The psalmist said, “For ever, O Lord, thy word is settled in heaven” (Psalm 119:89; cf. 1 Peter 1:23–25).
Someone said, “His words have passed into laws, they have passed into doctrines, they have passed into proverbs, they have passed into consolations, but they have never passed away.” It stands, though infidels may attack it (Jeremiah 36:22–25).
When Antiochus Epiphanes became ruler in Syria in 175 b.c. he destroyed the Jewish temple, sold the people of Jerusalem into slavery, and sought to do away with their sacred writings, forcing Greek culture upon the Jews. This was all done in an effort to substitute Zeus worship for the worship of God. Frank E. Hirsch in, “Abomination of Desolation,” wrote, “The observance of all Jewish laws, especially those relating to the sabbath and to circumcision, were forbidden under pain of death. The Jewish cult was set aside; in all the cities of Judaea, sacrifices must be brought to the pagan deities. Representatives of the crown everywhere enforced the edict. Once a month the search was instituted, and whoever had secreted a copy of the law or had observed the rite of circumcision was condemned to death.” However, God saw to it that efforts to destroy the sacred writings of the Old Testament failed.
Roman emperor Diocletian decreed death for any person who owned the Bible. After two years he boasted, “I have completely exterminated the Christian writings from the face of the earth.” In fact, he is said to have erected a monument over the ashes of burned Bibles. However, when Constantine came to the throne and desired copies of the Bible, offering a reward to anyone who could deliver one, within twenty-five hours fifty copies of God’s word were offered to the emperor.
Voltaire was a notorious French infidel. In 1778, he boasted that within one hundred years the Bible would be no more. Later, the very press that printed the blasphemous prediction was used to print Bibles, and the house in which he lived was used by the Geneva Bible Society to store Bibles and as a distribution center.

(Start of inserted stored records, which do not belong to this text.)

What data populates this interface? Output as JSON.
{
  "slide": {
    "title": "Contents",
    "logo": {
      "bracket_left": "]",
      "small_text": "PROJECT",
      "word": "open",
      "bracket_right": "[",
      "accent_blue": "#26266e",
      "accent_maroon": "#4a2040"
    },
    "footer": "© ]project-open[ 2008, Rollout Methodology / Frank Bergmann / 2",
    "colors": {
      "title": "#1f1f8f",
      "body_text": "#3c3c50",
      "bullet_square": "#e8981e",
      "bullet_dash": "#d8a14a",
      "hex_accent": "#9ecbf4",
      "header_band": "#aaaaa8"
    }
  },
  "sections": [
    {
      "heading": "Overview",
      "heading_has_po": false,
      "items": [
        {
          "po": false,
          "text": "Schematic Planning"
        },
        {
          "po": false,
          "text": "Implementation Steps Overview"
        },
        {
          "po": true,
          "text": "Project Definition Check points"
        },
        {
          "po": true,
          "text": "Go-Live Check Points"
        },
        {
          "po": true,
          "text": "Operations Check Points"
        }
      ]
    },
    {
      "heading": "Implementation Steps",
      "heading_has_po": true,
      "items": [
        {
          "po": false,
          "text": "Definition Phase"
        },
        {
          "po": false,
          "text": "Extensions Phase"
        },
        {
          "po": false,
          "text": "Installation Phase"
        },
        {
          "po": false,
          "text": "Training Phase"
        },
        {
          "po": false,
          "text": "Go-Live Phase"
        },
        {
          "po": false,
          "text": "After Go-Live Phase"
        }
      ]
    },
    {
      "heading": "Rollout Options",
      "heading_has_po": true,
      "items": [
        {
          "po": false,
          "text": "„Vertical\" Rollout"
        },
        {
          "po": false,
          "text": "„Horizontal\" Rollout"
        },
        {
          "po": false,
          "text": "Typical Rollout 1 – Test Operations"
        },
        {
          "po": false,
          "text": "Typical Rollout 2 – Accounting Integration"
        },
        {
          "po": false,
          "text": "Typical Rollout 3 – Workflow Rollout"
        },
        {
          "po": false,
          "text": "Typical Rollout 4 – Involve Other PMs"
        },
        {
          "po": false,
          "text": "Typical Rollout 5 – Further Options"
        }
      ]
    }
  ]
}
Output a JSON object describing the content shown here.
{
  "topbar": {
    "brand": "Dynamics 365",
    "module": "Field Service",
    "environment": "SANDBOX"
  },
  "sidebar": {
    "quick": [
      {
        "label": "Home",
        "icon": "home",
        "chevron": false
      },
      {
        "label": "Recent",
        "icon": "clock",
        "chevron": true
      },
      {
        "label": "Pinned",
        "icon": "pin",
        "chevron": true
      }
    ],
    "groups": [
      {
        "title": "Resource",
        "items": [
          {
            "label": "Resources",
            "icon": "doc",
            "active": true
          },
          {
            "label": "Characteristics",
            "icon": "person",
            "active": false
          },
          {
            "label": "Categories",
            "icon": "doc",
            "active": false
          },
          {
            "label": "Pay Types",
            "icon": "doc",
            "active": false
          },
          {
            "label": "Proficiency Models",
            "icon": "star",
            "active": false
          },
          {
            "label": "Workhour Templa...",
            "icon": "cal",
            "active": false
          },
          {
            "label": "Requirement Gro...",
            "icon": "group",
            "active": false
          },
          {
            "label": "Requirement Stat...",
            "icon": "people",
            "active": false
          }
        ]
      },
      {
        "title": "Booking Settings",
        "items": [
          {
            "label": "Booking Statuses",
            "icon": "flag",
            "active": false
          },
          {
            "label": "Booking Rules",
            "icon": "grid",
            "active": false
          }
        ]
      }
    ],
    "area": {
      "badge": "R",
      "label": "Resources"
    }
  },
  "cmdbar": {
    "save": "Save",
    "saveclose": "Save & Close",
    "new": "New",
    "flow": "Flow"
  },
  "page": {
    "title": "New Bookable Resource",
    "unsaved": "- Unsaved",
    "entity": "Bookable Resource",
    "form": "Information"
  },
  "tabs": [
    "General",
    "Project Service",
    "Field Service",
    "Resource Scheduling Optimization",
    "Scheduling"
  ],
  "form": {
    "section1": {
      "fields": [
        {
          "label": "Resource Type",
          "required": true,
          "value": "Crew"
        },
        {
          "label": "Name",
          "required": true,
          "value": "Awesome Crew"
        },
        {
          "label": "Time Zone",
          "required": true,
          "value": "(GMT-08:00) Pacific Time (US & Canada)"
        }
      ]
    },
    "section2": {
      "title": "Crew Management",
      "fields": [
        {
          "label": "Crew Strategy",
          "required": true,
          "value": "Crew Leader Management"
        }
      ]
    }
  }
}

Bob Ingersoll, an American agnostic, once held a Bible up and boasted. “In fifteen years I will have this book in the morgue.” Within fifteen years, Ingersoll was in the morgue; however, the word of God lives on. —Wendell Winkler